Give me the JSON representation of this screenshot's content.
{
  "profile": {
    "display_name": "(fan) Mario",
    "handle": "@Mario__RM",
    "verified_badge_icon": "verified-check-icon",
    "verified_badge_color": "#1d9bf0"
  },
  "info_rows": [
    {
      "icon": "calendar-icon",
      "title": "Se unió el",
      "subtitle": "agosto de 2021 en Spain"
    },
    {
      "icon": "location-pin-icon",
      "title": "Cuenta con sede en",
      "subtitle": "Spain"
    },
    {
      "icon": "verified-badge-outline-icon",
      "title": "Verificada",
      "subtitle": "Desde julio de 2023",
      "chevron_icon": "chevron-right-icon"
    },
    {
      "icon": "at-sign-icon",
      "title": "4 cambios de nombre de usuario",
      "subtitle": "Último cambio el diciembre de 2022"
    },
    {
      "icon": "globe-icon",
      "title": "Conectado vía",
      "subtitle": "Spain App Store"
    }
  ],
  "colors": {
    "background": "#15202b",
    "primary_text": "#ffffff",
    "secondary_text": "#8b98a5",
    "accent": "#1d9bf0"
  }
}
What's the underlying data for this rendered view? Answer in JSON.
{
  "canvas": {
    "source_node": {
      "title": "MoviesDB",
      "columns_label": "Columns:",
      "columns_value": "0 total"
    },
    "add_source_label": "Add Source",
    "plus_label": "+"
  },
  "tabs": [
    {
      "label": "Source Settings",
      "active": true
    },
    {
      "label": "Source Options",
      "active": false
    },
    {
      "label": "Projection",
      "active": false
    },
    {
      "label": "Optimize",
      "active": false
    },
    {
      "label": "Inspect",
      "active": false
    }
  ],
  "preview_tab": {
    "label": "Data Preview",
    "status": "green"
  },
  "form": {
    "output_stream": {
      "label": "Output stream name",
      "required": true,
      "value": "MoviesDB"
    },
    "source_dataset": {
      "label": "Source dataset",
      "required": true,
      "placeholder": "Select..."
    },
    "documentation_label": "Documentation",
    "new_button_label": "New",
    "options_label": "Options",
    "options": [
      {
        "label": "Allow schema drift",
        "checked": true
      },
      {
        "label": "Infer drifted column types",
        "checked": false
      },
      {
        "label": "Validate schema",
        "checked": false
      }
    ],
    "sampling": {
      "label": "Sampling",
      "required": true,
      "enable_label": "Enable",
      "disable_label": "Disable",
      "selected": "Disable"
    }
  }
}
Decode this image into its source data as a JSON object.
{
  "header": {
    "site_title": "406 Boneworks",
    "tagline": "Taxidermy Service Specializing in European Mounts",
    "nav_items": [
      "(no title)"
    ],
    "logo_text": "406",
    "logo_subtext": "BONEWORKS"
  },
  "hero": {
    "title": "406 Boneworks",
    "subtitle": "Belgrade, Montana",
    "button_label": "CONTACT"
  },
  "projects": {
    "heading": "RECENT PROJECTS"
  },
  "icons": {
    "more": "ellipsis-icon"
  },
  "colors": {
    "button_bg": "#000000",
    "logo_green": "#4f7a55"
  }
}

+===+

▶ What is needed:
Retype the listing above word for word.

▶ Solution to this problem:
Give me the JSON representation of this screenshot's content.
{
  "profile": {
    "display_name": "(fan) Mario",
    "handle": "@Mario__RM",
    "verified_badge_icon": "verified-check-icon",
    "verified_badge_color": "#1d9bf0"
  },
  "info_rows": [
    {
      "icon": "calendar-icon",
      "title": "Se unió el",
      "subtitle": "agosto de 2021 en Spain"
    },
    {
      "icon": "location-pin-icon",
      "title": "Cuenta con sede en",
      "subtitle": "Spain"
    },
    {
      "icon": "verified-badge-outline-icon",
      "title": "Verificada",
      "subtitle": "Desde julio de 2023",
      "chevron_icon": "chevron-right-icon"
    },
    {
      "icon": "at-sign-icon",
      "title": "4 cambios de nombre de usuario",
      "subtitle": "Último cambio el diciembre de 2022"
    },
    {
      "icon": "globe-icon",
      "title": "Conectado vía",
      "subtitle": "Spain App Store"
    }
  ],
  "colors": {
    "background": "#15202b",
    "primary_text": "#ffffff",
    "secondary_text": "#8b98a5",
    "accent": "#1d9bf0"
  }
}
What's the underlying data for this rendered view? Answer in JSON.
{
  "canvas": {
    "source_node": {
      "title": "MoviesDB",
      "columns_label": "Columns:",
      "columns_value": "0 total"
    },
    "add_source_label": "Add Source",
    "plus_label": "+"
  },
  "tabs": [
    {
      "label": "Source Settings",
      "active": true
    },
    {
      "label": "Source Options",
      "active": false
    },
    {
      "label": "Projection",
      "active": false
    },
    {
      "label": "Optimize",
      "active": false
    },
    {
      "label": "Inspect",
      "active": false
    }
  ],
  "preview_tab": {
    "label": "Data Preview",
    "status": "green"
  },
  "form": {
    "output_stream": {
      "label": "Output stream name",
      "required": true,
      "value": "MoviesDB"
    },
    "source_dataset": {
      "label": "Source dataset",
      "required": true,
      "placeholder": "Select..."
    },
    "documentation_label": "Documentation",
    "new_button_label": "New",
    "options_label": "Options",
    "options": [
      {
        "label": "Allow schema drift",
        "checked": true
      },
      {
        "label": "Infer drifted column types",
        "checked": false
      },
      {
        "label": "Validate schema",
        "checked": false
      }
    ],
    "sampling": {
      "label": "Sampling",
      "required": true,
      "enable_label": "Enable",
      "disable_label": "Disable",
      "selected": "Disable"
    }
  }
}
Decode this image into its source data as a JSON object.
{
  "header": {
    "site_title": "406 Boneworks",
    "tagline": "Taxidermy Service Specializing in European Mounts",
    "nav_items": [
      "(no title)"
    ],
    "logo_text": "406",
    "logo_subtext": "BONEWORKS"
  },
  "hero": {
    "title": "406 Boneworks",
    "subtitle": "Belgrade, Montana",
    "button_label": "CONTACT"
  },
  "projects": {
    "heading": "RECENT PROJECTS"
  },
  "icons": {
    "more": "ellipsis-icon"
  },
  "colors": {
    "button_bg": "#000000",
    "logo_green": "#4f7a55"
  }
}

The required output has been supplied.